by Kim Jimenez
When talking about your organizational goals, is every department within your company on the same page? Have you shared or even included all departments in goal setting and strategy development? Does your Human Resources department act as part of the strategy team for your community and your company or do they perform as an auxiliary function?
People can make or break your organization. The front-line employees who interact with the public. The CNAs and nurses who care for your residents. The receptionist who greets everyone who walks into your office or facility. The marketing team who puts out the marketing material and branding that can draw in new business (or not). Your top management and executives who define and plan the company brand and strategy. So, don’t you think the department responsible for recruiting all these people need to be an integral part of the company strategic plan? Absolutely!
Think about what your Human Resources Department is responsible for:
• Recruitment and Hiring
• Health and Safety (Risk Management and Worker Protection)
• Employee Engagement (Retention)
• Equal Opportunity Employment Compliance
In addition, each of these activities can be broken down into multiple tasks. Your HR department is responsible for your staffing, the performance of your staff, legal compliance for your organization and keeping your employees happy. No small task!

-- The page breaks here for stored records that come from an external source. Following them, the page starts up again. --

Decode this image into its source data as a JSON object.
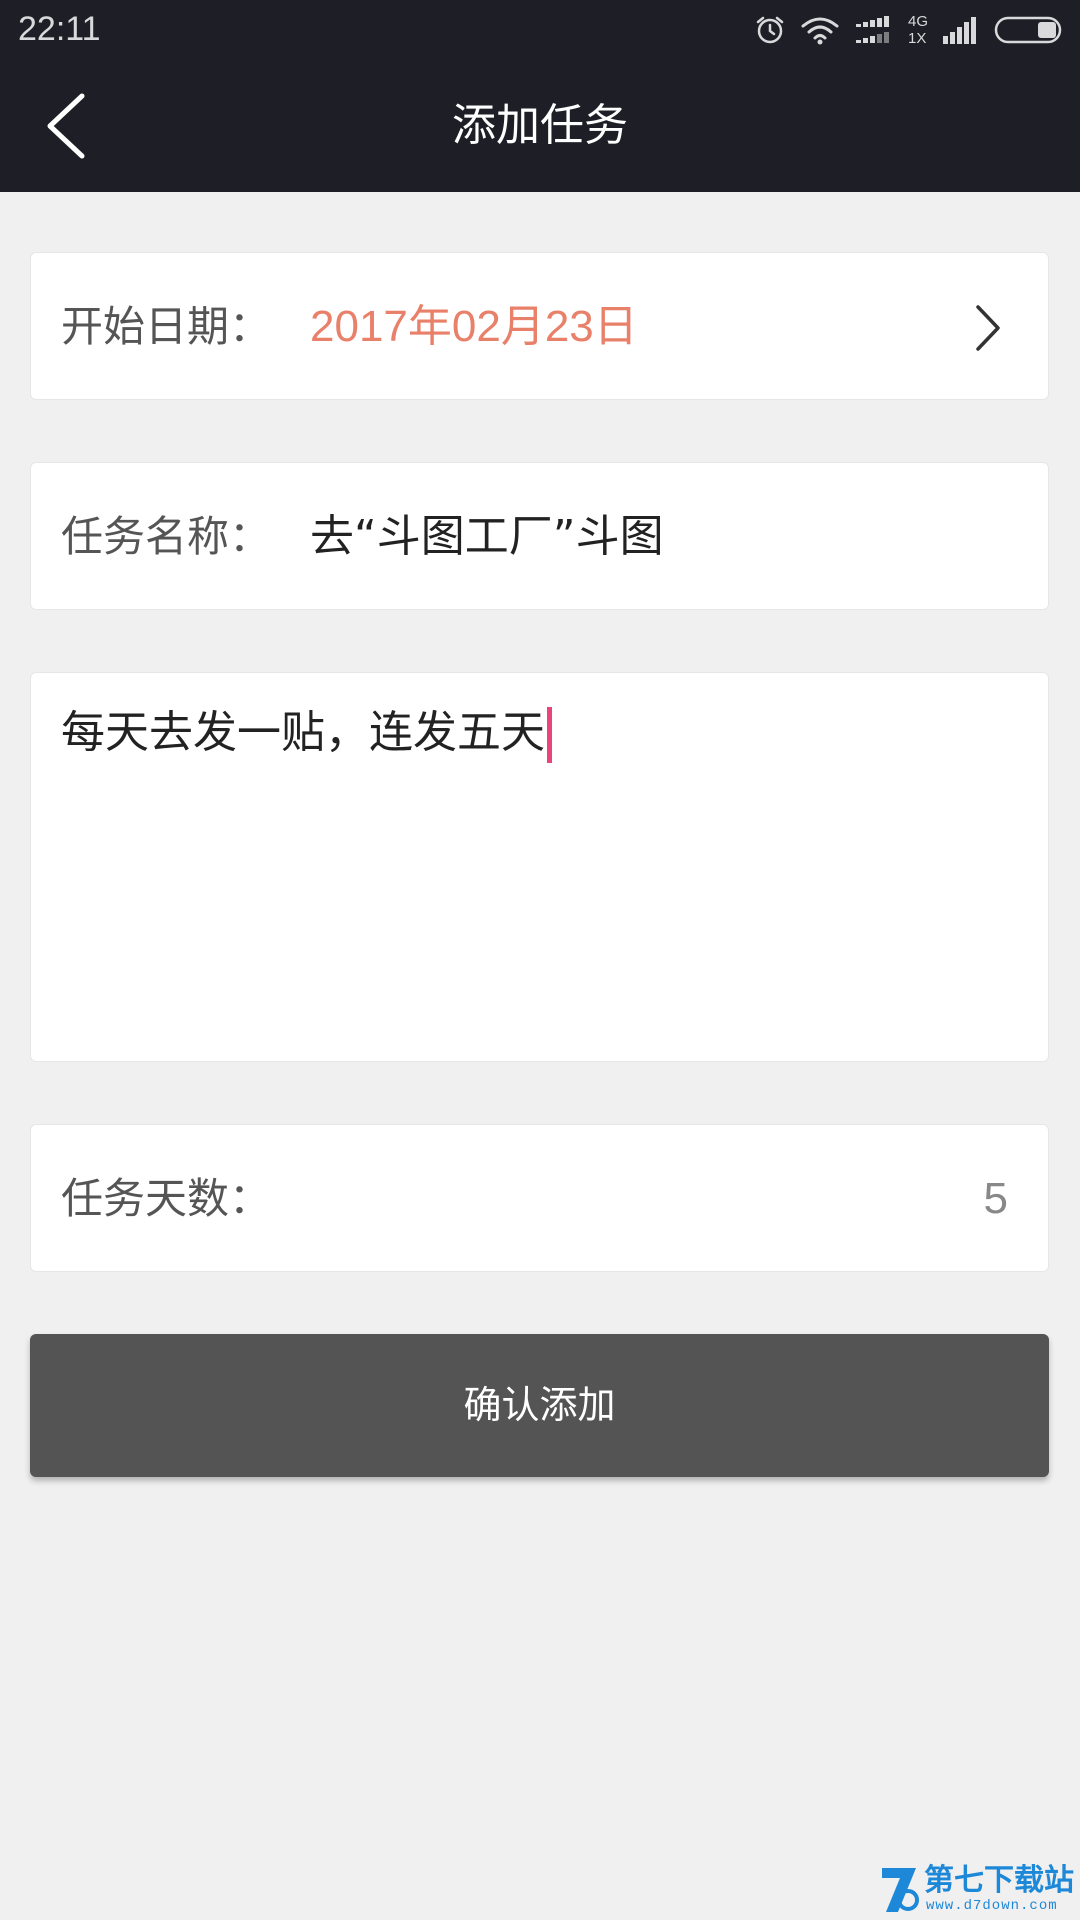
{
  "status_bar": {
    "time": "22:11",
    "network_top": "4G",
    "network_bottom": "1X",
    "icons": [
      "alarm-icon",
      "wifi-icon",
      "data-arrows-icon",
      "signal-icon",
      "battery-icon"
    ]
  },
  "header": {
    "title": "添加任务",
    "back_icon": "back-arrow-icon"
  },
  "start_date": {
    "label": "开始日期：",
    "value": "2017年02月23日",
    "value_color": "#e8806a"
  },
  "task_name": {
    "label": "任务名称：",
    "value": "去“斗图工厂”斗图"
  },
  "description": {
    "value": "每天去发一贴，连发五天"
  },
  "task_days": {
    "label": "任务天数：",
    "value": "5"
  },
  "confirm_button": {
    "label": "确认添加"
  },
  "watermark": {
    "title": "第七下载站",
    "url": "www.d7down.com"
  },
  "colors": {
    "header_bg": "#1e1f26",
    "page_bg": "#f0f0f0",
    "button_bg": "#545454",
    "cursor": "#e9457c"
  }
}
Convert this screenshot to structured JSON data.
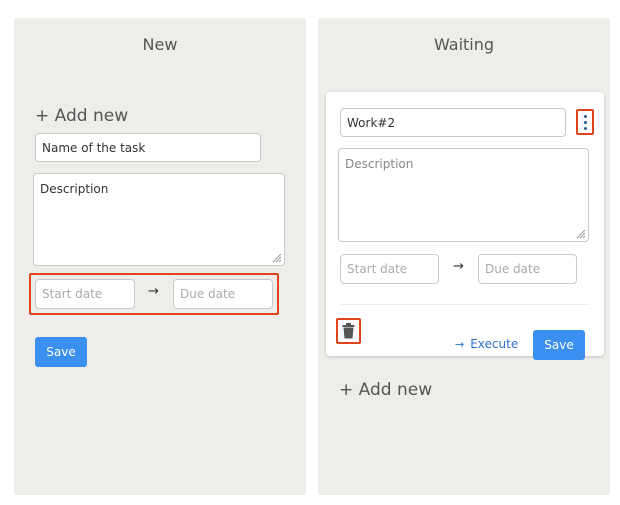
{
  "columns": {
    "new": {
      "title": "New",
      "add_new_label": "+ Add new",
      "task_name_placeholder": "Name of the task",
      "description_text": "Description",
      "start_date_placeholder": "Start date",
      "arrow": "→",
      "due_date_placeholder": "Due date",
      "save_label": "Save"
    },
    "waiting": {
      "title": "Waiting",
      "card": {
        "task_name_value": "Work#2",
        "description_placeholder": "Description",
        "start_date_placeholder": "Start date",
        "arrow": "→",
        "due_date_placeholder": "Due date",
        "execute_label": "Execute",
        "save_label": "Save"
      },
      "add_new_label": "+ Add new"
    }
  },
  "colors": {
    "accent": "#3b8ff0",
    "highlight": "#e0441c",
    "column_bg": "#eeedea",
    "link": "#2a73c9"
  },
  "icons": [
    "kebab-menu-icon",
    "trash-icon",
    "arrow-right-icon",
    "resize-grip-icon"
  ]
}
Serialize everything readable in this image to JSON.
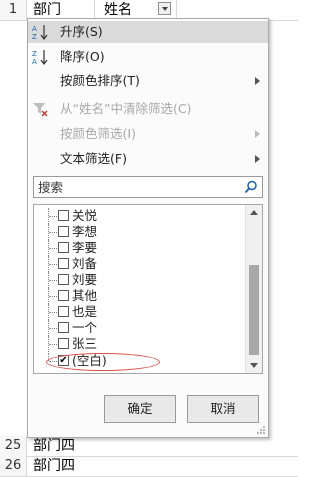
{
  "sheet": {
    "header_row": {
      "num": "1",
      "col_a": "部门",
      "col_b": "姓名"
    },
    "bottom_rows": [
      {
        "num": "25",
        "col_a": "部门四"
      },
      {
        "num": "26",
        "col_a": "部门四"
      }
    ]
  },
  "menu": {
    "items": [
      {
        "label": "升序(S)",
        "icon": "sort-ascending-icon",
        "highlighted": true,
        "disabled": false,
        "submenu": false
      },
      {
        "label": "降序(O)",
        "icon": "sort-descending-icon",
        "highlighted": false,
        "disabled": false,
        "submenu": false
      },
      {
        "label": "按颜色排序(T)",
        "icon": "",
        "highlighted": false,
        "disabled": false,
        "submenu": true
      },
      {
        "label": "从“姓名”中清除筛选(C)",
        "icon": "clear-filter-icon",
        "highlighted": false,
        "disabled": true,
        "submenu": false
      },
      {
        "label": "按颜色筛选(I)",
        "icon": "",
        "highlighted": false,
        "disabled": true,
        "submenu": true
      },
      {
        "label": "文本筛选(F)",
        "icon": "",
        "highlighted": false,
        "disabled": false,
        "submenu": true
      }
    ],
    "search": {
      "placeholder": "搜索",
      "icon": "magnifier-icon"
    },
    "list": [
      {
        "label": "关悦",
        "checked": false
      },
      {
        "label": "李想",
        "checked": false
      },
      {
        "label": "李要",
        "checked": false
      },
      {
        "label": "刘备",
        "checked": false
      },
      {
        "label": "刘要",
        "checked": false
      },
      {
        "label": "其他",
        "checked": false
      },
      {
        "label": "也是",
        "checked": false
      },
      {
        "label": "一个",
        "checked": false
      },
      {
        "label": "张三",
        "checked": false
      },
      {
        "label": "(空白)",
        "checked": true
      }
    ],
    "ok_label": "确定",
    "cancel_label": "取消"
  },
  "colors": {
    "highlight": "#dadada",
    "annotation": "#d9534f"
  }
}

So, while you expect your HR department to perform in this way, they can sometimes get boxed in to just performing task after task, putting out fires day after day. Do they know what you expect of them? Do you truly know what to expect out of your HR department? Do they understand the strategy of the organization in order to hire the right people for the job? Can they explain your brand, culture and goals to potential employees to be sure they understand the job expectations? If you are experiencing high employee turnover, you really need to explore the answers to these questions.
Make sure you include your HR manager in strategy development. Coordinate efforts between organizational goals and the people who must perform to achieve these goals.
Kim Jimenez has been a regular contributor to the MDS website and MDS blog for the past 15 years. Kim holds a supervisory position in a Fortune 100 company and has experience with a multitude of employee, training and leadership issues. She obtained her Bachelor’s Degree concentrated in Human Resource Management from Southern New Hampshire University